1960s and hitting a modest crescendo in the 1980s, nuclear
power came into the picture, although it has not atta ined a
position of dominance as a fuel choice.
As the nation moved through the era of wood, to the
era of coal followed by oil and gas, a distu rbing pattern
emerged. Although dierent fuels c ame to dominate the
scene, none of the other fuels ever went away. In fact, the
United States has used as much wood for fuel in recent
years as it did during the Civi l War. And even after oil and
gas came to dominate, the use of coa l continued to grow.3
As Kevin Bullis states, “When oil is introduced, it seems
to displace coal, but coal use quick ly recovers.
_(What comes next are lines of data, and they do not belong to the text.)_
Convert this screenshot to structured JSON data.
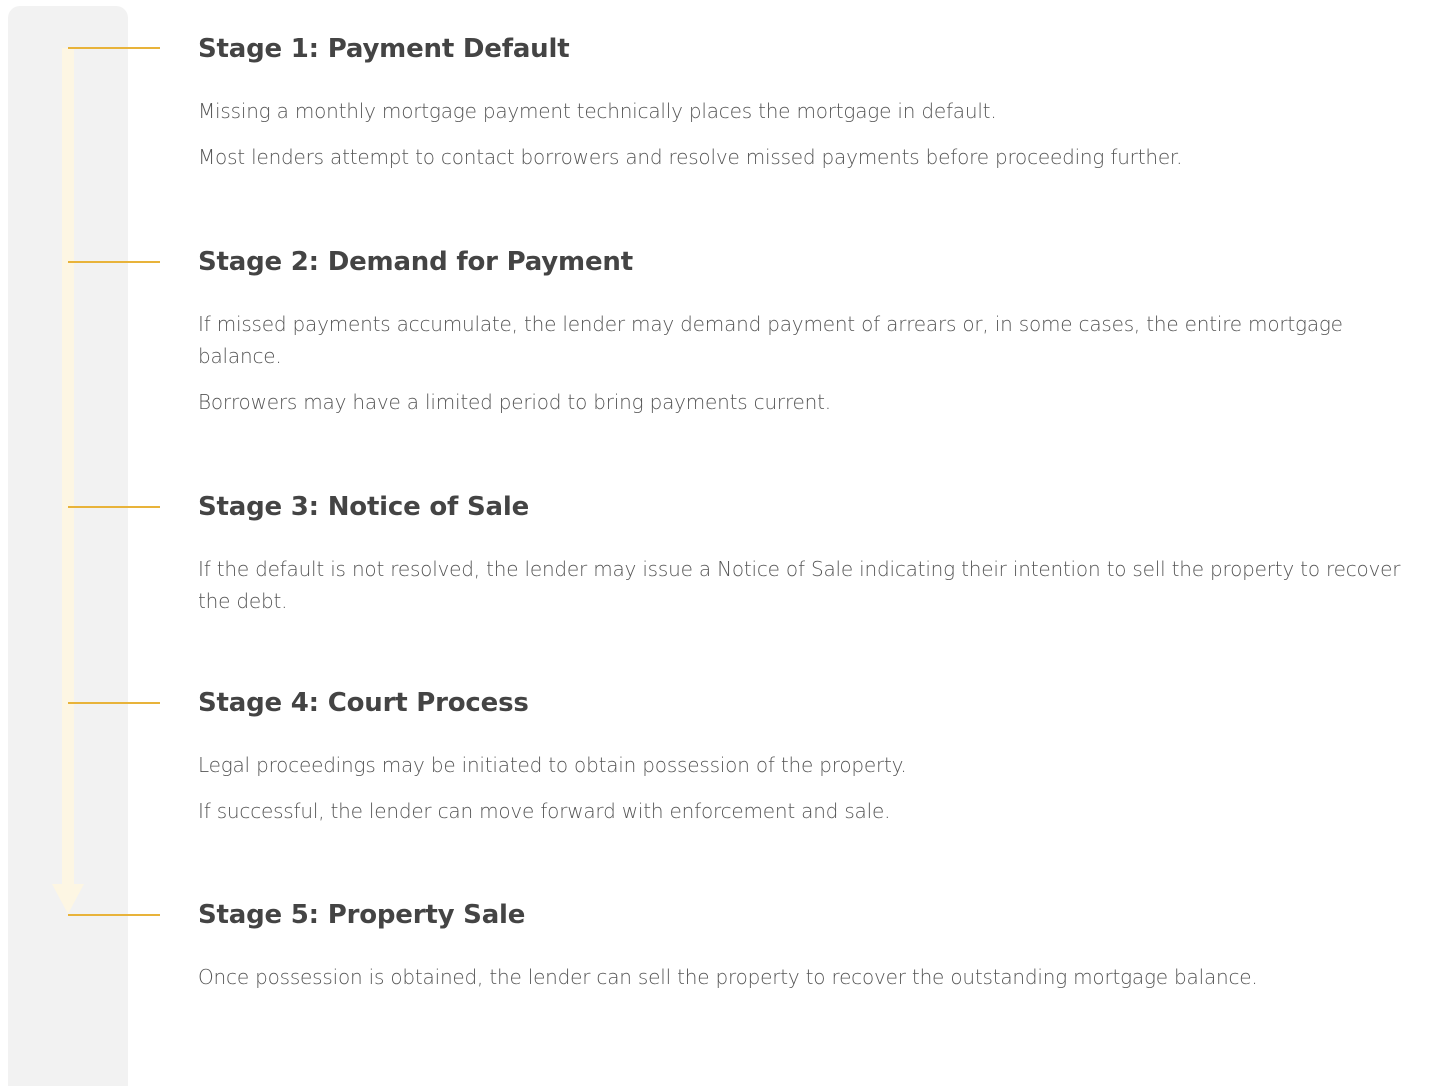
{
  "colors": {
    "panel": "#f2f2f2",
    "accent_line": "#e8b33a",
    "arrow": "#fdf6e3",
    "title_text": "#444444",
    "body_text": "#555555"
  },
  "stages": [
    {
      "title": "Stage 1: Payment Default",
      "paragraphs": [
        "Missing a monthly mortgage payment technically places the mortgage in default.",
        "Most lenders attempt to contact borrowers and resolve missed payments before proceeding further."
      ]
    },
    {
      "title": "Stage 2: Demand for Payment",
      "paragraphs": [
        "If missed payments accumulate, the lender may demand payment of arrears or, in some cases, the entire mortgage balance.",
        "Borrowers may have a limited period to bring payments current."
      ]
    },
    {
      "title": "Stage 3: Notice of Sale",
      "paragraphs": [
        "If the default is not resolved, the lender may issue a Notice of Sale indicating their intention to sell the property to recover the debt."
      ]
    },
    {
      "title": "Stage 4: Court Process",
      "paragraphs": [
        "Legal proceedings may be initiated to obtain possession of the property.",
        "If successful, the lender can move forward with enforcement and sale."
      ]
    },
    {
      "title": "Stage 5: Property Sale",
      "paragraphs": [
        "Once possession is obtained, the lender can sell the property to recover the outstanding mortgage balance."
      ]
    }
  ]
}
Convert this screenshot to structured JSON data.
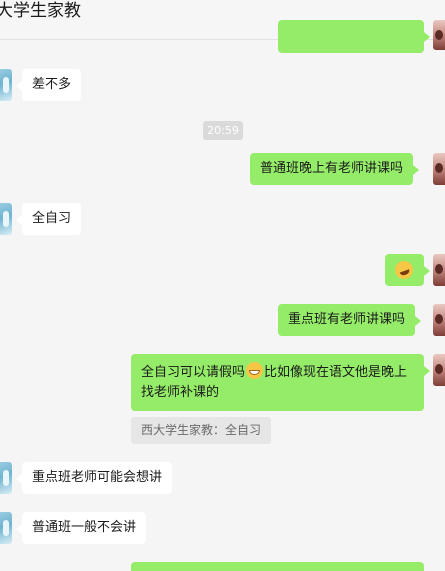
{
  "header": {
    "title": "大学生家教"
  },
  "messages": [
    {
      "text": "差不多"
    },
    {
      "text": "普通班晚上有老师讲课吗"
    },
    {
      "text": "全自习"
    },
    {
      "emoji": "grinning-sticker-emoji"
    },
    {
      "text": "重点班有老师讲课吗"
    },
    {
      "text_before": "全自习可以请假吗",
      "emoji": "grin-emoji",
      "text_after": "比如像现在语文他是晚上找老师补课的"
    },
    {
      "text": "重点班老师可能会想讲"
    },
    {
      "text": "普通班一般不会讲"
    }
  ],
  "timestamp": "20:59",
  "quote": "西大学生家教：全自习",
  "colors": {
    "sent_bubble": "#95ec69",
    "received_bubble": "#ffffff",
    "background": "#f5f5f5"
  }
}
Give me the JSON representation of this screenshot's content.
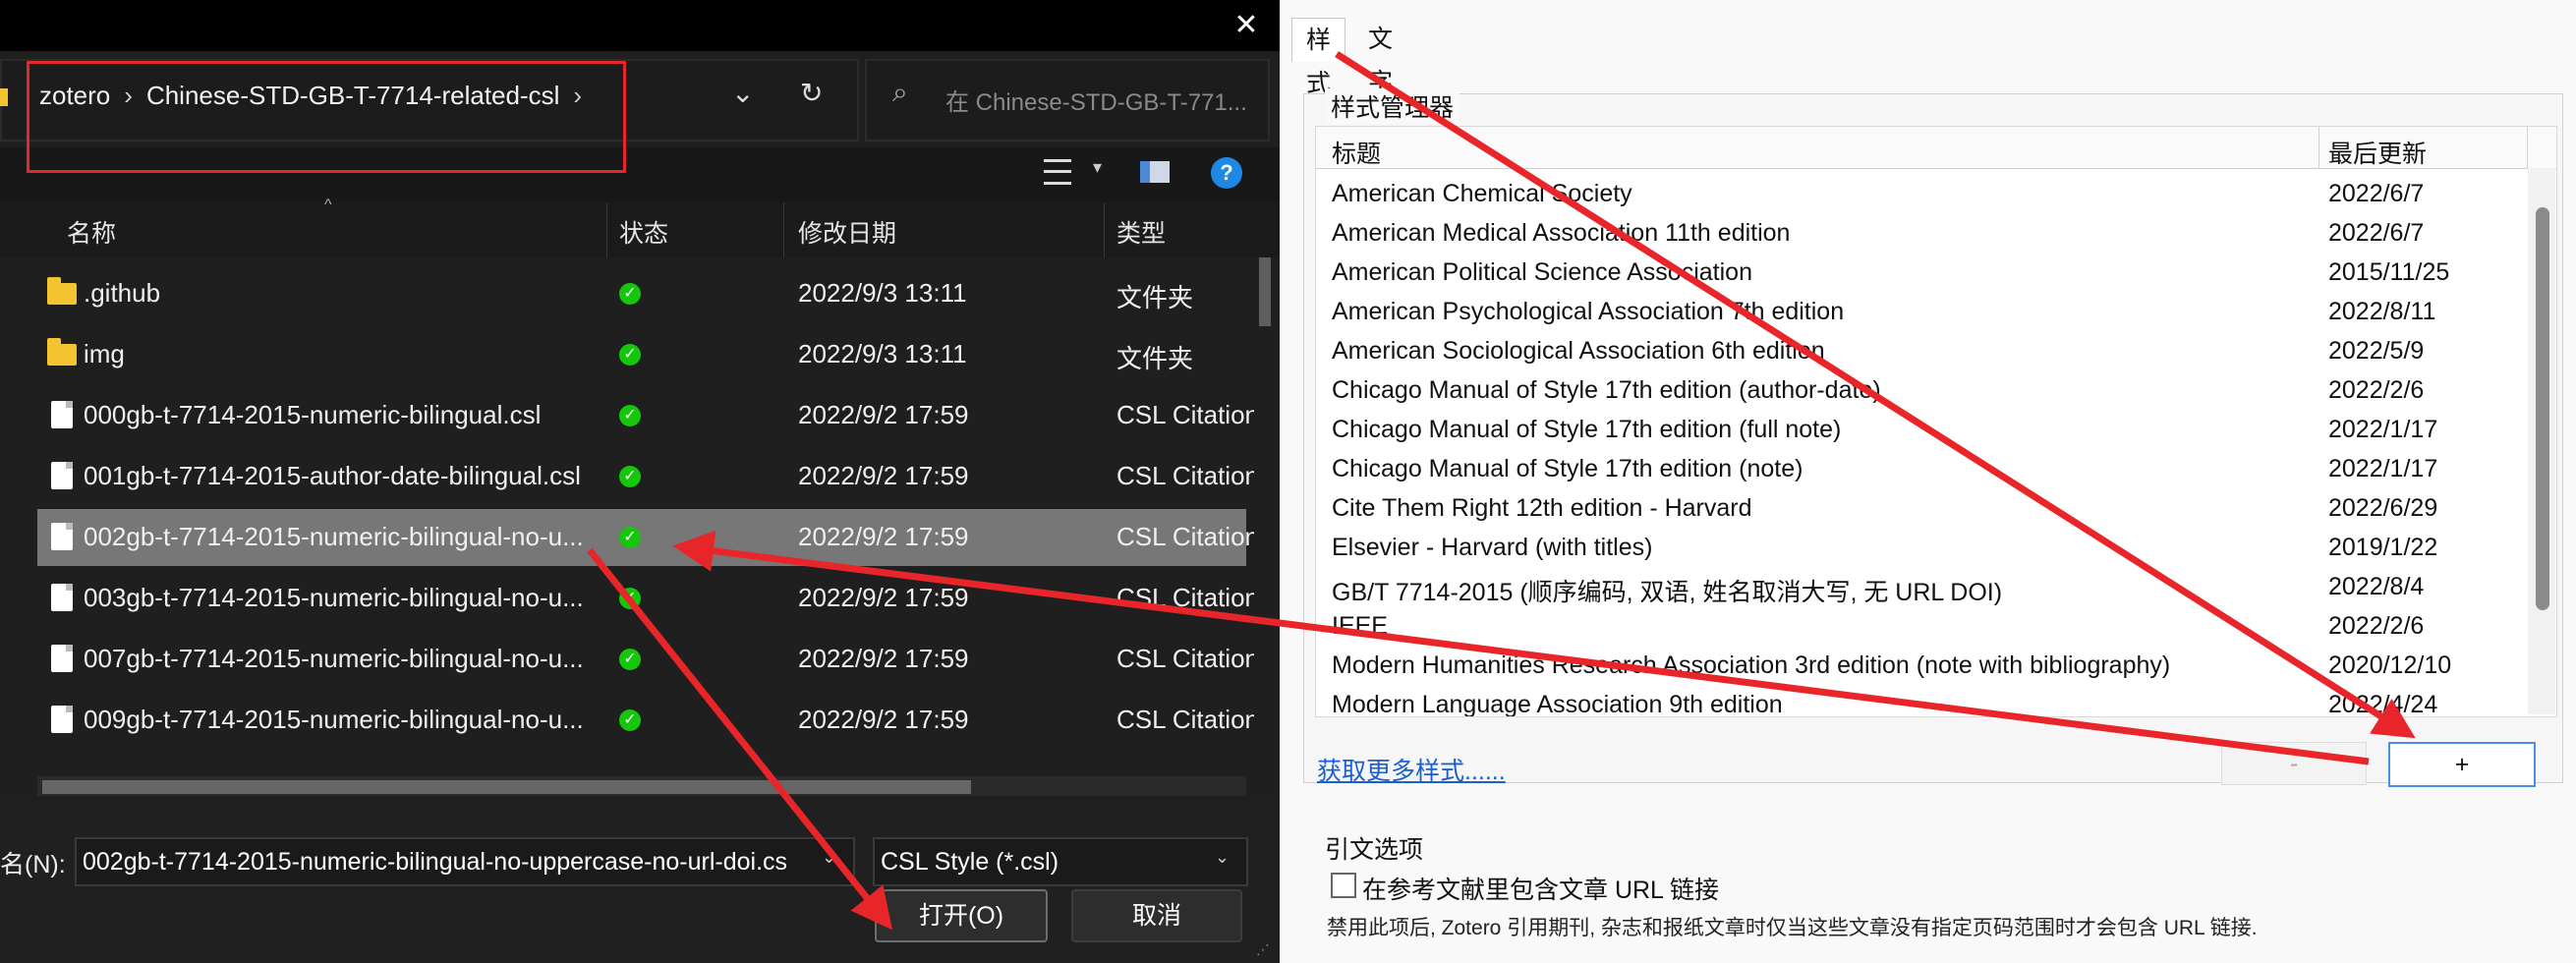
{
  "file_dialog": {
    "breadcrumb": [
      "zotero",
      "Chinese-STD-GB-T-7714-related-csl"
    ],
    "search_placeholder": "在 Chinese-STD-GB-T-771...",
    "columns": {
      "name": "名称",
      "status": "状态",
      "modified": "修改日期",
      "type": "类型"
    },
    "rows": [
      {
        "name": ".github",
        "date": "2022/9/3 13:11",
        "type": "文件夹",
        "kind": "folder",
        "selected": false
      },
      {
        "name": "img",
        "date": "2022/9/3 13:11",
        "type": "文件夹",
        "kind": "folder",
        "selected": false
      },
      {
        "name": "000gb-t-7714-2015-numeric-bilingual.csl",
        "date": "2022/9/2 17:59",
        "type": "CSL Citation",
        "kind": "file",
        "selected": false
      },
      {
        "name": "001gb-t-7714-2015-author-date-bilingual.csl",
        "date": "2022/9/2 17:59",
        "type": "CSL Citation",
        "kind": "file",
        "selected": false
      },
      {
        "name": "002gb-t-7714-2015-numeric-bilingual-no-u...",
        "date": "2022/9/2 17:59",
        "type": "CSL Citation",
        "kind": "file",
        "selected": true
      },
      {
        "name": "003gb-t-7714-2015-numeric-bilingual-no-u...",
        "date": "2022/9/2 17:59",
        "type": "CSL Citation",
        "kind": "file",
        "selected": false
      },
      {
        "name": "007gb-t-7714-2015-numeric-bilingual-no-u...",
        "date": "2022/9/2 17:59",
        "type": "CSL Citation",
        "kind": "file",
        "selected": false
      },
      {
        "name": "009gb-t-7714-2015-numeric-bilingual-no-u...",
        "date": "2022/9/2 17:59",
        "type": "CSL Citation",
        "kind": "file",
        "selected": false
      }
    ],
    "filename_label": "名(N):",
    "filename_value": "002gb-t-7714-2015-numeric-bilingual-no-uppercase-no-url-doi.cs",
    "filetype_value": "CSL Style (*.csl)",
    "open_label": "打开(O)",
    "cancel_label": "取消",
    "status_color": "#16c60c"
  },
  "zotero": {
    "tabs": [
      "样式",
      "文字处理软件"
    ],
    "style_manager_title": "样式管理器",
    "columns": {
      "title": "标题",
      "updated": "最后更新"
    },
    "styles": [
      {
        "title": "American Chemical Society",
        "updated": "2022/6/7"
      },
      {
        "title": "American Medical Association 11th edition",
        "updated": "2022/6/7"
      },
      {
        "title": "American Political Science Association",
        "updated": "2015/11/25"
      },
      {
        "title": "American Psychological Association 7th edition",
        "updated": "2022/8/11"
      },
      {
        "title": "American Sociological Association 6th edition",
        "updated": "2022/5/9"
      },
      {
        "title": "Chicago Manual of Style 17th edition (author-date)",
        "updated": "2022/2/6"
      },
      {
        "title": "Chicago Manual of Style 17th edition (full note)",
        "updated": "2022/1/17"
      },
      {
        "title": "Chicago Manual of Style 17th edition (note)",
        "updated": "2022/1/17"
      },
      {
        "title": "Cite Them Right 12th edition - Harvard",
        "updated": "2022/6/29"
      },
      {
        "title": "Elsevier - Harvard (with titles)",
        "updated": "2019/1/22"
      },
      {
        "title": "GB/T 7714-2015 (顺序编码, 双语, 姓名取消大写, 无 URL DOI)",
        "updated": "2022/8/4"
      },
      {
        "title": "IEEE",
        "updated": "2022/2/6"
      },
      {
        "title": "Modern Humanities Research Association 3rd edition (note with bibliography)",
        "updated": "2020/12/10"
      },
      {
        "title": "Modern Language Association 9th edition",
        "updated": "2022/4/24"
      }
    ],
    "more_styles_link": "获取更多样式......",
    "minus_label": "-",
    "plus_label": "+",
    "citation_options_title": "引文选项",
    "include_url_label": "在参考文献里包含文章 URL 链接",
    "include_url_note": "禁用此项后, Zotero 引用期刊, 杂志和报纸文章时仅当这些文章没有指定页码范围时才会包含 URL 链接."
  },
  "annotation_color": "#e8262a"
}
A similar
drop occurs when natural-gas consumption starts to rise.
But within a couple of decades coal use is growing again.”4
With the recession in 2008 and the availability of plenti-
ful, cheap natural gas, the use of coal for domestic energy
3. Kevin Bullis, How Energy Consumption Has Changed Since 1776, MIT
T. R., July 3, 2013, https://www.technologyreview.com/s/516786/
reversed direction and returned to the lev-
els of consumption experienced in 1985.
Does that mean that the use of coal
in the United States is about to end? Not
according to the EIA, which still shows
21.5% of the nation’s electricity coming
from coal in 2040.5 While we have seen
a surge of coal plant retirements in the
past few years, they have mostly involved
smaller generating facilities. A lmost half of
the coal generators of a decade ago have
shut down, but reductions in summer
generating capacity are far less dramatic.
In fact, from 2006 to 2011, capacity
increased from 313 gigawatts (GW) to 317
GW. With 25 GW of capacity scheduled
to retire from 2012 to 2015, almost 80% of
the coal-red generating capacity in exis-
tence in 2006 still remained available as of 2016.6
In that same time period, overall c oal plant annual
output has been reduced from 1,990 GW hours (GWh)
to 1,356 GWh. e common understanding is that this
reduction has been driven by the low cost of natural ga s.
With most of the generating capacity still available, what
happens when the cost of natural ga s rises dramatically, as
history suggests it wi ll?
Many refer to natural gas as a bridge fuel for power
plants, intended to help cut GHG emissions as compared
to the use of coal while we strive to bring down the cost of
renewable power and speed its introduction. But how long
is the bridge, and how do we get o of the bridge when
we reach the other side? And what of the concerns, voiced
by some, that natural gas a s we use it may provide little or
no reduction of GHG emissions when compared to con-
ventional coal use? While more and more people ask these
questions, reassuring answers are hard to nd.
e nation’s history with natural gas use has b een one of
considerable growth. In 2014, businesses and individuals
in the United States used ve times the amount of natura l
gas used 65 years earlier (see Figure 2).7
On average, natural gas consumption grew 2.78% for
each year between 1949 and 2014, despite the fact that
5. EIA, A E O 2018: W P 2050, at 90
(2018) [hereinafter AEO 2018] (electricity generation by fuel in the reference
case 2000-2040, given as 1,200 billion kWh of coal), available at https://
6. Statistics for 2011 and beyond derived from EIA, 27 Gigawatts of Coal-Fired
Capacity to Retire Over Next Five Years, T E, July 27, 2012,
http://www.eia.gov/todayinenergy/detail.cfm?id=7290; generation data from
EIA, Table 1.1 Net Generation by Energy Source: Total (All Sectors), 2008-Janu-
ary 2018, https://www.eia.gov/electricity/monthly/epm_table_grapher.
cfm?t=epmt_1_1 (last released Mar. 23, 2018); capacity statistics (2006)
7. EIA, A E O 2015: W P 2040 (2015)
(DOE/EIA-0383(2015)) [hereinafter AEO 2015], available at https://www.
History of Energy Consumption in the United States
Source: EIA (2017), https://w ww.eia.gov/todayinenergy/detail.php?id =31892.
Energy co nsumption in the Un ited States (1776-2016)
quadrillion British thermal units
1776 1850 1900 1950 2016